For those who wish to understand what went on and what life was like inside that camp during the dark years of World War Two. Well for most of us, it's just not possible. Here it will seem that many other problems one thinks of as major issues pale into insignificance.
But it is possible to get some insight and understanding as emotionally moving as it may be. Today it may have been left largely as it was, but still, it's not what it once was. Today there is green grass, if there was any green grass during those years, it would have been eaten.
The camps that are open to visitors are the grounds and buildings of Auschwitz I and Auschwitz II-Birkenau camps.
- Duration: It is Recommended to Spend At Least Three and a Half Hours At The Memorial
Remember that this is a memorial and one should remember that the wounds and scars are far from having healed today. It is important to behave with due solemnity and respect. Also, dress in a manner befitting the solemnity of the place. If one is unsure, one can read the "Rules for Visiting" on the official website.
- Admission: Admission to The Auschwitz-Birkenau Memorial Is Free
- Reservations: Entry Cards Should Be Reserved at visit.auschwitz.org
The Museum is open year-round and seven days a week.
- Open: 8.00 am to 2.00 pm - 7.00 pm Depending on The Season
- Closed: January 1, December 25, and Easter Sunday
If one can't visit in person, then see their Virtual Tour of the Auschwitz Memorial. It includes over 200 high-quality panoramic photographs and 360⁰ images. They are complete with historical descriptions, archived documents, original photographs, and dozens of witness accounts.
Guided Tours Of Auschwitz
If one would like a better understanding of the history of Auschwitz consider a guided educator for the camp. While the entrance is free, there are fees for the guided educators.
Individuals may tour the Memorial independently and or with an organized group with a guide. The memorial museum requests that visitors book in advance on their website as there is a huge interest in the guides. It is recommended to reserve at least two months prior.

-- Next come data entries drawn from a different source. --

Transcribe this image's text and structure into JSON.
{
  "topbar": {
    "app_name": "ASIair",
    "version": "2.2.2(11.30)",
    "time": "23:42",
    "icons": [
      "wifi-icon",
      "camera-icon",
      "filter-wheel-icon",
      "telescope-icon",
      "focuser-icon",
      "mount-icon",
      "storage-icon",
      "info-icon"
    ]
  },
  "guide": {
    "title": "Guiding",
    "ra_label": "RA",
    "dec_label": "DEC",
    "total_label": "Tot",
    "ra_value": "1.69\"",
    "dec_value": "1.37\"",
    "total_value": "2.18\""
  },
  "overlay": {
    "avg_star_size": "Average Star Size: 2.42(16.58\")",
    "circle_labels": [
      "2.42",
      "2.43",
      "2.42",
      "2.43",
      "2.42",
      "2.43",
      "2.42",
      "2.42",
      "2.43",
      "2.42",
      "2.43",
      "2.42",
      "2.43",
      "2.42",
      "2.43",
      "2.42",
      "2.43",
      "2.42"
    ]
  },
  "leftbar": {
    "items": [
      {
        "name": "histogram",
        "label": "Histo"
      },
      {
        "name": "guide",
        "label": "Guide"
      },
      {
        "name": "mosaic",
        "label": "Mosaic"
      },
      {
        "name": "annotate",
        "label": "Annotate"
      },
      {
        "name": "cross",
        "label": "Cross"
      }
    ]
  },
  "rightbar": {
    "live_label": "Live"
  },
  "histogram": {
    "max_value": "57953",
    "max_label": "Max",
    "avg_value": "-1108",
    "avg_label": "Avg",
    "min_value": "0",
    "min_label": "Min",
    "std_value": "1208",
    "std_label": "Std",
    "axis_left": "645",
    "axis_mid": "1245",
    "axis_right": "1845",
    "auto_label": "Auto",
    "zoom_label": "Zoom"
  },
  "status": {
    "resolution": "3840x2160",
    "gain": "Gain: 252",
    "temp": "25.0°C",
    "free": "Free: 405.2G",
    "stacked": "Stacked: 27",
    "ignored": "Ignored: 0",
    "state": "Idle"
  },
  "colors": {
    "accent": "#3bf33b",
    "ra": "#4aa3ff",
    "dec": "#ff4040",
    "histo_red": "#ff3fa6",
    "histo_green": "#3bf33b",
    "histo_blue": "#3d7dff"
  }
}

It is also asked to arrive at least 30 minutes before the start of the tour.
The memorial offers the following guided tours - each includes Auschwitz I and Auschwitz II-Birkenau.
- General tours: Duration 2.5 Hours
- General tours: Duration 3.5 Hours
- Guided tours for Individual Visitors: Duration 3.5 Hours
- One-day Study Tours: Duration 6 Hours
- Two-day Study Tours: Two x 4 Hours